Run for the Ring: NLCS Game 6
What a difference a week makes.
On Sunday, Oct. 16, 2016 the Cubs faced Clayton Kershaw at Wrigley Field and mustered just 2 hits in 7 scoreless innings against the Dodgers ace.
Six days later, on Oct. 22 with a trip to the World Series on the line, they fared much better against the dominant southpaw at the corner of Clark and Addison.
The first matchup with Kershaw saw the beginning of the Cubs’ 21-inning scoreless streak that became a stressful experience for the organization and fanbase during the 2016 NLCS. But the second showdown came with the lineup firing on all cylinders after Ben Zobrist’s perfectly-timed bunt in Game 4 in L.A.
With a 3-2 lead in the series, the Cubs jumped on Kershaw early. Dexter Fowler led off with a ground-rule double and Kris Bryant immediately followed with an RBI single. Anthony Rizzo reached on an error by L.A. left fielder Andrew Toles and Zobrist made the Dodgers pay with a sacrifice fly to plate a pair of 1st-inning runs off Kershaw.
While Kyle Hendricks cruised, the Cubs offense poured it on courtesy of a Fowler RBI single (2nd inning), Willson Contreras homer (4th inning) and Rizzo homer (5th inning).
Kershaw lasted just 5 innings and was saddled with the loss after allowing 5 runs (4 earned) on 7 hits.
Hendricks was simply masterful, needing only 88 pitches to dispatch the Dodgers through 7.1 shutout innings. He faced just 1 batter above the minimum, scattering a pair of singles.
“Kyle didn’t even give them any air or any hope,” Cubs GM Jed Hoyer said at the time.
After Toles singled on Hendricks’ first pitch of the game, Hendricks retired 20 of the next 21 batters he faced, with the only baserunner coming off an error by Báez.
“That was one of the best pitching performances I’ve ever seen. Ever.” Cubs VP of player development and scouting Jason McLeod said on that night as the Cubs clinched the National League pennant for the first time in 71 years.

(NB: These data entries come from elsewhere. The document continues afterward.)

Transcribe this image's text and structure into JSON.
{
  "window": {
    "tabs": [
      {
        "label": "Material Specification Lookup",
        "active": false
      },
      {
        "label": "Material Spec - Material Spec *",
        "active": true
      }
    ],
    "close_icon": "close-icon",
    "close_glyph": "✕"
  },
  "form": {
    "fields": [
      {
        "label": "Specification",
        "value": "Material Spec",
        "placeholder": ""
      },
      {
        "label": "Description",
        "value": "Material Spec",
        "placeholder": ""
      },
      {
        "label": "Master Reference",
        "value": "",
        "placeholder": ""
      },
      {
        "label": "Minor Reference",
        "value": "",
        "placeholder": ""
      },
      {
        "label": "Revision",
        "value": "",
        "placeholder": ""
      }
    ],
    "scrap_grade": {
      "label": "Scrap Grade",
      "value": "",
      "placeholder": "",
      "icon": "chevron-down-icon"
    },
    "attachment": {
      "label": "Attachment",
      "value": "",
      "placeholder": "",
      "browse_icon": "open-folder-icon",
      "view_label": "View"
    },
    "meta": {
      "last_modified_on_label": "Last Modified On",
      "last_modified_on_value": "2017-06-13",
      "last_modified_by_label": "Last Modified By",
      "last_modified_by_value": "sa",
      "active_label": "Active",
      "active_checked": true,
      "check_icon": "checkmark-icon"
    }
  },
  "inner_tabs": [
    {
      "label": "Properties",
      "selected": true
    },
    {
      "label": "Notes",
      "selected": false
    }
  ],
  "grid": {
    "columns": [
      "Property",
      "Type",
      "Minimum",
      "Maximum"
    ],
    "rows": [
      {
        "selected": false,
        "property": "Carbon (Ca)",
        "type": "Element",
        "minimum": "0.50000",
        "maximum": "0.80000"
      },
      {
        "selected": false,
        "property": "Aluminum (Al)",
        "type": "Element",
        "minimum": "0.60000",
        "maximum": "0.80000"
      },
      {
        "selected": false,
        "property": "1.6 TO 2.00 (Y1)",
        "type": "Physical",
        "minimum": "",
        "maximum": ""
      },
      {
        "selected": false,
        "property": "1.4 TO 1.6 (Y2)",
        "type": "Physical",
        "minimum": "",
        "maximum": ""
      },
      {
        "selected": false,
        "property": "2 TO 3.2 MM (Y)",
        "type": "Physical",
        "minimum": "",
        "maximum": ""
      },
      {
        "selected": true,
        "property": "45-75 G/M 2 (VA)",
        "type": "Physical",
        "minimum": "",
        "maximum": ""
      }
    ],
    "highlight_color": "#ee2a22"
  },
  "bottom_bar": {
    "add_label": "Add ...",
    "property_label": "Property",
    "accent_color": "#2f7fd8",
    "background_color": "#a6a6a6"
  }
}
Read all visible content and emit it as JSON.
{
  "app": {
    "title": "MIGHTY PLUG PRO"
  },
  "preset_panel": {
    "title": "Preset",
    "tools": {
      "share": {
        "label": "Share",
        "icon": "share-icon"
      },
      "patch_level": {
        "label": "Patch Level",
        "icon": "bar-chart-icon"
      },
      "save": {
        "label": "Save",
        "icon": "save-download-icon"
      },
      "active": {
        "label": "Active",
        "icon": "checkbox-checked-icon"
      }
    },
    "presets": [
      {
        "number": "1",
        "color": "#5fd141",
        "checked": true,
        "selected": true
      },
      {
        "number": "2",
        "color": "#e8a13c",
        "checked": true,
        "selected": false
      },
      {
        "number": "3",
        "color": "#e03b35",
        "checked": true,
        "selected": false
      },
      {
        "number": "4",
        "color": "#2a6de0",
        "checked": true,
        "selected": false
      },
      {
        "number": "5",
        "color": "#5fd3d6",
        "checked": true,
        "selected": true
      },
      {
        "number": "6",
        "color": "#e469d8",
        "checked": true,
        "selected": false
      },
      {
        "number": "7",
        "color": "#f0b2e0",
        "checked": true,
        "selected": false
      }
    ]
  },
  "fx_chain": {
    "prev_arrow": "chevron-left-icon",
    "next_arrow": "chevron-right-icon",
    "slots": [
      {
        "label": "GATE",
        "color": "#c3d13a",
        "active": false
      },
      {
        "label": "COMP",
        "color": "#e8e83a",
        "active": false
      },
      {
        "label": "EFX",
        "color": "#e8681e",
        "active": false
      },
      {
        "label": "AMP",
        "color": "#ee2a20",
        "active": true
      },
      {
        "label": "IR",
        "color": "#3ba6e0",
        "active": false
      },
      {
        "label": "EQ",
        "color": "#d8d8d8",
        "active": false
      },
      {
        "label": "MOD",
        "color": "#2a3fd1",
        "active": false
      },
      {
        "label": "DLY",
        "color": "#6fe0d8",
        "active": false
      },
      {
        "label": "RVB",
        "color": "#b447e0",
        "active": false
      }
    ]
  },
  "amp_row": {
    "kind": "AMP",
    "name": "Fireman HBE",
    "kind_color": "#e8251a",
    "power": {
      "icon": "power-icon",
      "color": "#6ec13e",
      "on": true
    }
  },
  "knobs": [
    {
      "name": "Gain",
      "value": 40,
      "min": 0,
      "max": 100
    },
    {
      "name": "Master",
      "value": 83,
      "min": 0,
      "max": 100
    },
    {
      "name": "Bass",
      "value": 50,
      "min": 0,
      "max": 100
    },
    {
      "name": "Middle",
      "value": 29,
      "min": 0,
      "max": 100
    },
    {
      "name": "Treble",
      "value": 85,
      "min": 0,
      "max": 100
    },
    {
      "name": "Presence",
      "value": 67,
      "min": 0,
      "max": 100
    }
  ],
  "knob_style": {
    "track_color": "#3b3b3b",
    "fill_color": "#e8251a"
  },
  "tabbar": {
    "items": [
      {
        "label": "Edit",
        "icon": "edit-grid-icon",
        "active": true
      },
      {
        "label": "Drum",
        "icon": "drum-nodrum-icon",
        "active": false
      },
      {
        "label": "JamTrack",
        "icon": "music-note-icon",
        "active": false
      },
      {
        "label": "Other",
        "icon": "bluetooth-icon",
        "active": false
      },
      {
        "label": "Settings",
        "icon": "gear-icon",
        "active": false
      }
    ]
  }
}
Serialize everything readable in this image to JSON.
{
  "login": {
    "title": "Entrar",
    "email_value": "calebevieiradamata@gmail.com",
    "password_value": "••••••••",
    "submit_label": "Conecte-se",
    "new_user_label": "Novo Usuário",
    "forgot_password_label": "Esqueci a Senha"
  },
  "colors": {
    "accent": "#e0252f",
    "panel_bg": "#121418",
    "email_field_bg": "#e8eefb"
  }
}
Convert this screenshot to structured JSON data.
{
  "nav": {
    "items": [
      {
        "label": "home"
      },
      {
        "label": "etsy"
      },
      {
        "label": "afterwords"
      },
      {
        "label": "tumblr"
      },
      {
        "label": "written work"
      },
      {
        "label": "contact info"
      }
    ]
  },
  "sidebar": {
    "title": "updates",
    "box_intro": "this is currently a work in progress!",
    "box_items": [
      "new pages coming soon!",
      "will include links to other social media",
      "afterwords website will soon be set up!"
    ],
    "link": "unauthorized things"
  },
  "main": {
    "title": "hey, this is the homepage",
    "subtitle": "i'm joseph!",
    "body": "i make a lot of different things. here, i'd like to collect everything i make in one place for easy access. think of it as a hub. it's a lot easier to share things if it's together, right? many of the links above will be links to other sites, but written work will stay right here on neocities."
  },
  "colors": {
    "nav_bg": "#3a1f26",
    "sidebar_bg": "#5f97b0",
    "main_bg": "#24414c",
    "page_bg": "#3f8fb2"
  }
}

No Dodger even reached second base in the game.
“It was incredible,” Ben Zobrist said. “That was the easiest postseason game we’ve had yet and it was the clincher to go to the World Series.
Here’s how the two teams lined up that night as the Cubs made history:
Andrew Toles – LF
Corey Seager – SS
Justin Turner – 3B
Adrián González – 1B
Josh Reddick – RF
Joc Pederson – CF
Yasmani Grandal – C
Chase Utley – 2B
Clayton Kershaw – P
Dexter Fowler – CF
Kris Bryant – 3B
Anthony Rizzo – 1B
Ben Zobrist – LF
Javy Báez – 2B
Willson Contreras – C
Addison Russell – SS
Albert Almora – RF
Kyle Hendricks – P
The big lineup news was the addition of Almora, with Jason Heyward relegated to the bench to start the game (he later came in as a defensive replacement in right field, pushing Almora to left). Heyward entered the game only 2-for-28 (.071 AVG) in the postseason and faced a tough matchup as a left-handed hitter against the lefty Kershaw.
The other option was Jorge Soler (a righty), but he was 0-for-8 in the playoffs to that point and Joe Maddon opted for Almora’s defense in right field over Soler’s bat.
It proved to be both the right call and not a major storyline in the game, as Almora went 0-for-3 with a strikeout hitting 8th while the rest of the offense scored more than enough for Hendricks and Aroldis Chapman.
- Hendricks had a sparkling 1.32 ERA at home during the 2016 regular season.
- This marked only the second time in franchise history the Cubs clinched a postseason series at Wrigley Field (also the 2015 NLDS against the Cardinals).
- NLCS Game 6 was the longest postseason start of Hendricks’ career.
- Of the 23 batters Hendricks faced, only 6 hit the ball out of the infield.
- The celebration on Wrigley Field lasted hours after the final pitch and included celebrities such as Eddie Vedder and John Cusack in addition to Cubs legends like Kerry Wood and Billy Williams.